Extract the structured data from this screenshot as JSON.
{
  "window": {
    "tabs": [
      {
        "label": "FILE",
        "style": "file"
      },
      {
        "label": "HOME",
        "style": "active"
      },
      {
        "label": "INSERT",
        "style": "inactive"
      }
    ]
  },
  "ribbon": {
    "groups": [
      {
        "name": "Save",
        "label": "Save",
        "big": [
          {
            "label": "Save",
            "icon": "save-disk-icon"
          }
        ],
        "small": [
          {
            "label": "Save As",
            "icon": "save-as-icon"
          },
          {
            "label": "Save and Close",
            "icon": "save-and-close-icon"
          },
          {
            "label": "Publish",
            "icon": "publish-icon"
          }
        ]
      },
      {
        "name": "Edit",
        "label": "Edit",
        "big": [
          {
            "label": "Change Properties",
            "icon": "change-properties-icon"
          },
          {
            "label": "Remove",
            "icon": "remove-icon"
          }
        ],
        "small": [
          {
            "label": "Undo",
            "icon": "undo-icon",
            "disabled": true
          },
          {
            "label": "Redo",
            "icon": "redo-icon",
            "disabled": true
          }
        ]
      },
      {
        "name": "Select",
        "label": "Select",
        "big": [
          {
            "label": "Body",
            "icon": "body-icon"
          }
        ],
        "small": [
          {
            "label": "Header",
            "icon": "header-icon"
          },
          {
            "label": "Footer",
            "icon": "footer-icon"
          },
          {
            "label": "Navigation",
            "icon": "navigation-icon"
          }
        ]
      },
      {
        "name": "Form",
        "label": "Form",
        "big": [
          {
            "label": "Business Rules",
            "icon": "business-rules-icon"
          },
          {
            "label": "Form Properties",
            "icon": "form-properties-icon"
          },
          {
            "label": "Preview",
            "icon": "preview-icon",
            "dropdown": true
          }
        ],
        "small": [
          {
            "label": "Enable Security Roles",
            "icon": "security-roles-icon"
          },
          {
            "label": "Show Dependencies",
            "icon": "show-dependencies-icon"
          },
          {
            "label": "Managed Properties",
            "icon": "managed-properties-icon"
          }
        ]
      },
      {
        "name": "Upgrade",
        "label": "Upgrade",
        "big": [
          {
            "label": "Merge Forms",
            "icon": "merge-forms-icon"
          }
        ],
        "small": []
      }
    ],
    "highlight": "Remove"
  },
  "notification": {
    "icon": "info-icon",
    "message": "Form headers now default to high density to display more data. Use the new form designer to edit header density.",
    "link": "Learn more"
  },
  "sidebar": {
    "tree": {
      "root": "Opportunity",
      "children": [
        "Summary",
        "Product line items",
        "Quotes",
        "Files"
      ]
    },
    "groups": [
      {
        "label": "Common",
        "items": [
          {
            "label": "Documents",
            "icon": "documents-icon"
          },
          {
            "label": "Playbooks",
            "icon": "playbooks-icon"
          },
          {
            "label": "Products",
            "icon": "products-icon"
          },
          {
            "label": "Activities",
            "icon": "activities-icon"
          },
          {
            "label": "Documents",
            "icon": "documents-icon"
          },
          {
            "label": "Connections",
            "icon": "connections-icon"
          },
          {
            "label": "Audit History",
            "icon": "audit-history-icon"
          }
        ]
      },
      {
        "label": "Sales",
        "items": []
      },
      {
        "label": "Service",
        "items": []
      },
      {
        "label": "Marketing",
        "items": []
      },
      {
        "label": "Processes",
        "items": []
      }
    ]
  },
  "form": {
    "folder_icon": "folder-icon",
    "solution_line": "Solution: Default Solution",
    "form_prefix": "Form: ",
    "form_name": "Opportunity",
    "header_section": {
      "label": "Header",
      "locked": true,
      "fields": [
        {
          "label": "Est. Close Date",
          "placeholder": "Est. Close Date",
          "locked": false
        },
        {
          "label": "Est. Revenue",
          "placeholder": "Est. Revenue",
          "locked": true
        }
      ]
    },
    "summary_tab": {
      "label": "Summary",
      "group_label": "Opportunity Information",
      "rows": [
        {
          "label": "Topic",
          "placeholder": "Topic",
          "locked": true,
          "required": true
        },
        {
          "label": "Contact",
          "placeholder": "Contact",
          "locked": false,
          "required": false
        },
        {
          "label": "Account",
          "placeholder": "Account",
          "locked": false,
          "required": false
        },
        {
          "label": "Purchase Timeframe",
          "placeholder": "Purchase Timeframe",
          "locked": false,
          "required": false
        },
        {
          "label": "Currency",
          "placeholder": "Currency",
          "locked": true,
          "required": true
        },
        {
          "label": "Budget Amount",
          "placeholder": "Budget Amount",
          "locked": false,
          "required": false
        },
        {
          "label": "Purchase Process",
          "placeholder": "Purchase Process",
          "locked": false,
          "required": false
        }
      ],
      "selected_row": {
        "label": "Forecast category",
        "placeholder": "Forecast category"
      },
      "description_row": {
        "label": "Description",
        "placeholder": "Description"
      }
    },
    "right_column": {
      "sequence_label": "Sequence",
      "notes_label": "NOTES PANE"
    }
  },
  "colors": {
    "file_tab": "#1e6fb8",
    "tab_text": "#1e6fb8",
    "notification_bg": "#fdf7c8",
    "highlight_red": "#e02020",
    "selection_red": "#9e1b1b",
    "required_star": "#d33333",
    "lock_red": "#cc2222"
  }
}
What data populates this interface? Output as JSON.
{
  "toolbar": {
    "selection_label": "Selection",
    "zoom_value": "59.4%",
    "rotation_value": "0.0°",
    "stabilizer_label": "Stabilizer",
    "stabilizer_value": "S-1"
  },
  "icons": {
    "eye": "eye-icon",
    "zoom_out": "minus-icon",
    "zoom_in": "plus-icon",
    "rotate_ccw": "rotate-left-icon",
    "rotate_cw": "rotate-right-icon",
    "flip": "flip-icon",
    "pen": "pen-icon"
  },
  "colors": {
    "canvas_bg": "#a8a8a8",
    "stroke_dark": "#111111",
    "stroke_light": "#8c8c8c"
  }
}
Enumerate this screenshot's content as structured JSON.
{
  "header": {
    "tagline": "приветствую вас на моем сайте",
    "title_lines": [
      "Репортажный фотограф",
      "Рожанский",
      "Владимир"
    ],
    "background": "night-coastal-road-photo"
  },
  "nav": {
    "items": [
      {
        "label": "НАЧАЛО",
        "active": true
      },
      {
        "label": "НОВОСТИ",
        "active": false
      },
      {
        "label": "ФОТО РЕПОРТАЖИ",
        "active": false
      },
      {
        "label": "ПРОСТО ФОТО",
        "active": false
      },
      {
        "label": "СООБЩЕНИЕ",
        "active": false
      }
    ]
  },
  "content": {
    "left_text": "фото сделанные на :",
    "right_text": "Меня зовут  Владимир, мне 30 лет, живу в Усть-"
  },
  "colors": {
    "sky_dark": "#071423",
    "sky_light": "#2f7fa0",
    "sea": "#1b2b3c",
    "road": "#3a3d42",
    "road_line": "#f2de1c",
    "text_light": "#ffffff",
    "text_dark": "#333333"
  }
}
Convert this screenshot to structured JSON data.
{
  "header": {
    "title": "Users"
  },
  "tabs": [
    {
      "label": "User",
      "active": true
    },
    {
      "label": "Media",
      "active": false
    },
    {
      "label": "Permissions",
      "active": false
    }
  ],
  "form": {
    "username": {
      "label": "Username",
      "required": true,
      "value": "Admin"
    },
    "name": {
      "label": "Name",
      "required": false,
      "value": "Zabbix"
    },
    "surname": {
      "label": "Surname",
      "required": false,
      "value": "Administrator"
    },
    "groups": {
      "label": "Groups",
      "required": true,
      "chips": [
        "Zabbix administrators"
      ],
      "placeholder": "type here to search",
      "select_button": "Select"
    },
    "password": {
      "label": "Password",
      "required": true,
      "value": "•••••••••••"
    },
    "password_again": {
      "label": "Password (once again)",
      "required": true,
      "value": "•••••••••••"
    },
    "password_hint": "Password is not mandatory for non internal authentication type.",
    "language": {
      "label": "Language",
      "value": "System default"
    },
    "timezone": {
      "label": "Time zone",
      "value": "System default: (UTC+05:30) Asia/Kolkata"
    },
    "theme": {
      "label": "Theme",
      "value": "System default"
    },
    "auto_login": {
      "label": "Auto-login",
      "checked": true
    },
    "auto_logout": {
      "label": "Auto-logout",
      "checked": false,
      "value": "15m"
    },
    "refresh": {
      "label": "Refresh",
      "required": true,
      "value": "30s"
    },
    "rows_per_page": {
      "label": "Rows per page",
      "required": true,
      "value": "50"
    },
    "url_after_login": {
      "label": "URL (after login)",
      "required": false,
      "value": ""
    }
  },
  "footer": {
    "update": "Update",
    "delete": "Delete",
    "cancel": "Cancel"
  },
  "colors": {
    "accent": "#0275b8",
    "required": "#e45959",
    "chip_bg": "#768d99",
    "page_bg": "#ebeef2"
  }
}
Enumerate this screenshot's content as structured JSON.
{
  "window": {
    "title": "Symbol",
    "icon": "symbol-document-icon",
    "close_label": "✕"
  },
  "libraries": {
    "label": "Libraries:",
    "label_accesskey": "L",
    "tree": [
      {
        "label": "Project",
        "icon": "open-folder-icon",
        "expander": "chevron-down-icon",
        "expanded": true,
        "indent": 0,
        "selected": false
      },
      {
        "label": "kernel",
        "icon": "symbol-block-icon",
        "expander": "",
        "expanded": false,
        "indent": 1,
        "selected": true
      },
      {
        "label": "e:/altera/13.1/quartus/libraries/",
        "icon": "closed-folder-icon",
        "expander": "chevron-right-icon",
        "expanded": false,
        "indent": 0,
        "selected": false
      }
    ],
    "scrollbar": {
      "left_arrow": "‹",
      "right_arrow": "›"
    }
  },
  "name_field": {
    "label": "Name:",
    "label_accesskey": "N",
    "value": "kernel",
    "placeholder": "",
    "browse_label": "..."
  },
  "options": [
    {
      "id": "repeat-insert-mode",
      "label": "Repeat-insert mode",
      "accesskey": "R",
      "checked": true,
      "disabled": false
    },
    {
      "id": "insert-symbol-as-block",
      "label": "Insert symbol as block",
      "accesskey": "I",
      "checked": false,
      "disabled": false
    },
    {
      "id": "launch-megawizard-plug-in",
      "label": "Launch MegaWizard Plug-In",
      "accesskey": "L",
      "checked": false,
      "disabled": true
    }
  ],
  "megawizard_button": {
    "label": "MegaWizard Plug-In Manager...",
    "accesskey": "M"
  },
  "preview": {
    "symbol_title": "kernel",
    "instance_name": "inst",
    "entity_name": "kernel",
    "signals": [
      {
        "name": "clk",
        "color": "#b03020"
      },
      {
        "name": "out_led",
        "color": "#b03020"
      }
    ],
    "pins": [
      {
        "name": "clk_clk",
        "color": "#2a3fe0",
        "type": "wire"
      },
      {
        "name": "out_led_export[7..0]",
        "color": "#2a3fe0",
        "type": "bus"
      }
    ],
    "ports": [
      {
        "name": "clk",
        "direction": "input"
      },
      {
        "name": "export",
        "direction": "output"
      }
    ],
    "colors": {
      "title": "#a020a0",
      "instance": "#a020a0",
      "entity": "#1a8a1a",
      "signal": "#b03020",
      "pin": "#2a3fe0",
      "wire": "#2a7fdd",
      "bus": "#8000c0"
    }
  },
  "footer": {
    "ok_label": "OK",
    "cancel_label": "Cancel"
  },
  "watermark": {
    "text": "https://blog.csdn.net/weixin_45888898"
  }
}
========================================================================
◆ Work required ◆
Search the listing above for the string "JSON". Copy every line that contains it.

◆ Task response ◆
Extract the structured data from this screenshot as JSON.
What data populates this interface? Output as JSON.
Enumerate this screenshot's content as structured JSON.
Convert this screenshot to structured JSON data.
Enumerate this screenshot's content as structured JSON.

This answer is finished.